I loving jabbed candles into the Hobbit homes-- there weren't one hundred and eleven, but pretty close. . .

Then I lit the shire on fire!  I've never felt more like an orc.

Happy birthday, Paul!  I love you a "hole" bunch!

Wednesday, February 1, 2012

A teacher

I loved watching my second grade teacher, a short and stout, grey-haired woman named Mrs. Shannon, teach multiplication and read Arthur books.  She was kind, personable, strong, and smart.  Basically everything I aspired to be.  On a chilly Fall day while cutting out construction paper leaves, I decided, at seven years old, if my plans to become a cartoon Disney character didn't turn out then I would teach.  In junior high, I picked the grade that seemed most enticing and during high school my choice was solidified by my discomfort around small children.  I wanted to teach high school English.

The English major at BYU was not what I expected.  I had no passion for it.  If I was throwing thousands of dollars and four years of my life at something, I had to feel passionate about it.  While trudging through my generals I stumbled across a major that brought fire and desire into my soul.  It was a major worthy of my money, so I quickly changed directions.  The more I delved into that major the more conformation I received that it was right for me.  It was not conventional and didn't translate easily to high school curriculum, yet I was optimistic.  I would still find a way to teach.

Then. . . I got married and had to put school on hold.  As I unregistered for classes I waved goodbye to some future dreams and went into mourning.  Thankfully, just one month into my life as a newlywed I was extended a church calling to TEACH TEENAGERS.  It was obvious to me that Heavenly Father knew the desires of my heart.  I looked forward to Sundays every week and gained a great fondness for the adolescents of that ward.  When we moved a year later I wept.  I'm not talking about a few well place tears or a lip quiver.  There was blubbering and mascara waterfalls.
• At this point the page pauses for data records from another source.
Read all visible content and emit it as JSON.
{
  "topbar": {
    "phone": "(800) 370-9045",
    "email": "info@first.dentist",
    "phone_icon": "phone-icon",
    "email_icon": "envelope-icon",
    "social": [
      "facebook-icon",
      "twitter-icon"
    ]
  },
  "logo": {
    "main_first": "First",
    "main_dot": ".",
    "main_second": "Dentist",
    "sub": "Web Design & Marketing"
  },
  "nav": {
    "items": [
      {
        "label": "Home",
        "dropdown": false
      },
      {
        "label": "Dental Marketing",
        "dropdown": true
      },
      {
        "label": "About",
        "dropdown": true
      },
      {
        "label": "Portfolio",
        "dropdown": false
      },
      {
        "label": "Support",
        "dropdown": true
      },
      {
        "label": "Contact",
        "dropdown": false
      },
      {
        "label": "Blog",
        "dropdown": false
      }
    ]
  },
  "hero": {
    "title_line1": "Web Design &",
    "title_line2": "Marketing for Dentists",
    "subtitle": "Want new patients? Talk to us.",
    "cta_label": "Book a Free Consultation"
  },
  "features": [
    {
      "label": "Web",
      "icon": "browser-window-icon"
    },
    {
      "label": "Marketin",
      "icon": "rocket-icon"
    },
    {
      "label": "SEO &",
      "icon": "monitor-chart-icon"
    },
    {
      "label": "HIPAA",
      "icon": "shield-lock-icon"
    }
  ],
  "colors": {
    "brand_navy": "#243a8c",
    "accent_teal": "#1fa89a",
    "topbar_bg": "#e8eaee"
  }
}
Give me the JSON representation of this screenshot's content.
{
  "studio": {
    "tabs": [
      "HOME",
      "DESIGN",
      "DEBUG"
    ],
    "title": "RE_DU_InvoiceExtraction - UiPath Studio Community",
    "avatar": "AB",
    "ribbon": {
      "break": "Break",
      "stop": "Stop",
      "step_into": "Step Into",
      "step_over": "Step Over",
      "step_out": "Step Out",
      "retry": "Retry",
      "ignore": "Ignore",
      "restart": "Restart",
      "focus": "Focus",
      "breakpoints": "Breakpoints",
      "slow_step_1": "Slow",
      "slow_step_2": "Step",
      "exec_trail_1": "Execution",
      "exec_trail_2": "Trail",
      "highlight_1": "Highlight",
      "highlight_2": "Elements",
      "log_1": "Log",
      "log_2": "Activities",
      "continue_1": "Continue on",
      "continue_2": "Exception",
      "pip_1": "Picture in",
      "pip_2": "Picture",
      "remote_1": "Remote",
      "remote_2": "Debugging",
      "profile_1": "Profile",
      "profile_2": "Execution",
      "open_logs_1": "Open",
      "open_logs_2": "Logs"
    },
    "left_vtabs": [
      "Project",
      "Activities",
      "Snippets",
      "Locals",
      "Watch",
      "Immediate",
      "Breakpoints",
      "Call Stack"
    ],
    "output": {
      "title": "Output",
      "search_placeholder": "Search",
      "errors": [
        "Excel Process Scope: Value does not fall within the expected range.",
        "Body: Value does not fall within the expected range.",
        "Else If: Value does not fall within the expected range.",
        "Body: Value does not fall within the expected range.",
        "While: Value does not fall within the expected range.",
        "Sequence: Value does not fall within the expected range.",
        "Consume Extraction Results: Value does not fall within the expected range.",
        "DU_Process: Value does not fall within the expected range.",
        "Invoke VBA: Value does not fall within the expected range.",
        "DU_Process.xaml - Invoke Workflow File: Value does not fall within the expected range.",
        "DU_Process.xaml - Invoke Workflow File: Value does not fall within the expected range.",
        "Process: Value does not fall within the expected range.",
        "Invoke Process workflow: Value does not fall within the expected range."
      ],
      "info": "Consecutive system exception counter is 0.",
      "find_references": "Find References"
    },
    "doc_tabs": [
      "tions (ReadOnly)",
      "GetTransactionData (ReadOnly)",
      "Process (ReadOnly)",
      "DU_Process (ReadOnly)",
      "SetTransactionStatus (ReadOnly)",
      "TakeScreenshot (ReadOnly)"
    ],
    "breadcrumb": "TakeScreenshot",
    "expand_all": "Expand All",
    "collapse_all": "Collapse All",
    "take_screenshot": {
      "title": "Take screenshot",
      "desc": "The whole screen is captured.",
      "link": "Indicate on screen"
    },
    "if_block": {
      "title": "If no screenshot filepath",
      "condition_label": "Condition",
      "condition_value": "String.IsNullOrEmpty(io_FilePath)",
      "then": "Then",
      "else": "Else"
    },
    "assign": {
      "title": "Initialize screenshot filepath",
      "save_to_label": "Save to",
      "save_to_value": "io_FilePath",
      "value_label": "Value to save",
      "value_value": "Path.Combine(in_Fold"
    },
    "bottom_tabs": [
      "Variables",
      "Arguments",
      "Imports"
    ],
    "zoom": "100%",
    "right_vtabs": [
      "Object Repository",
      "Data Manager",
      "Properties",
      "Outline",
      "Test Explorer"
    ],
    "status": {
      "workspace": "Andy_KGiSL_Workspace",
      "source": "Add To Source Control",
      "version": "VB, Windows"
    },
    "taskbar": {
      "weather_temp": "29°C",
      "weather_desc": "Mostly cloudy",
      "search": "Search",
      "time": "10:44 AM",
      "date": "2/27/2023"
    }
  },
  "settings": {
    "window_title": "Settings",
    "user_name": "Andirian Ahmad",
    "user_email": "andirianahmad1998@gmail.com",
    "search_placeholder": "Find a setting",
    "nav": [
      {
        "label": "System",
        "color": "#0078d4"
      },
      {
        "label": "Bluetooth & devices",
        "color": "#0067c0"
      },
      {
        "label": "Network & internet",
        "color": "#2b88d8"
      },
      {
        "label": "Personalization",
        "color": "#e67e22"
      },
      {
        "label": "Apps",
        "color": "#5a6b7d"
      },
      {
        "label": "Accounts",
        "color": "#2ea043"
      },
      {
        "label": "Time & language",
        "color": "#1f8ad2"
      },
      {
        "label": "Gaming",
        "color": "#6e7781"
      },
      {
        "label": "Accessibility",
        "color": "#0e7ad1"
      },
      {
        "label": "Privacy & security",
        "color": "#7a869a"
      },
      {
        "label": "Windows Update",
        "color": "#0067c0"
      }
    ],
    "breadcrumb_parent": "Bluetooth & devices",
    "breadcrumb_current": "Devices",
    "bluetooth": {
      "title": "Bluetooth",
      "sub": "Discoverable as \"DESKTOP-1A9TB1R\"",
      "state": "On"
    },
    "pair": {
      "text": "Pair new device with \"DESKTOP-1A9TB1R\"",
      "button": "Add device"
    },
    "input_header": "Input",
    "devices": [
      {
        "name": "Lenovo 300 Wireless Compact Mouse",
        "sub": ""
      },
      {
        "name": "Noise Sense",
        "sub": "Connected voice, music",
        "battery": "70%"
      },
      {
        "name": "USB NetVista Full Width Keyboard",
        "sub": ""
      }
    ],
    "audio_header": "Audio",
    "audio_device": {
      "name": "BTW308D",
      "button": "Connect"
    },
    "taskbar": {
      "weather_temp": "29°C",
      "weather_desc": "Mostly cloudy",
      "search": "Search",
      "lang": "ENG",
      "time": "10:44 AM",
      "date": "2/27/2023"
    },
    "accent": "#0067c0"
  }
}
In my new ward I was called to the Primary Presidency as the secretary.  This calling is so flexible in terms of nursing, diaper changes, walking the halls with a fussy child, but best of all is Andrea can be a little noisy without much notice.  She loves watching the children and dancing during singing time.  Unfortunately, this calling does not require me to teach.  I've missed the Saturday night lesson plans, personal epiphanies, and my mind has wondered down some well-traveled roads of discouragement and self-pity.

January's visiting teaching message was on the importance of visiting teaching.  After reading the initial message I wasn't feeling super uplifted.  I decided to research the topic further to better understand what it was Heavenly Father wanted me to learn and teach about this.  As I was preparing my lesson, a little voice said to me, "See?  You're still a teacher."  And I recognized another tender mercy.

The gentle reminder that I was still a teacher opened my eyes to a myriad of opportunities I am given every day to hone these skills.  This morning, over a messy breakfast of applesauce and oatmeal, I patiently showed Andrea how to hold her spoon.  She snatched it from my hand, stabbed the bottom of the bowl rhythmically while I sang "Do Your Ears Hang Low," and licked the tip with her tiny, pink tongue.

Guess what?

I taught her that. . . because I'm a teacher.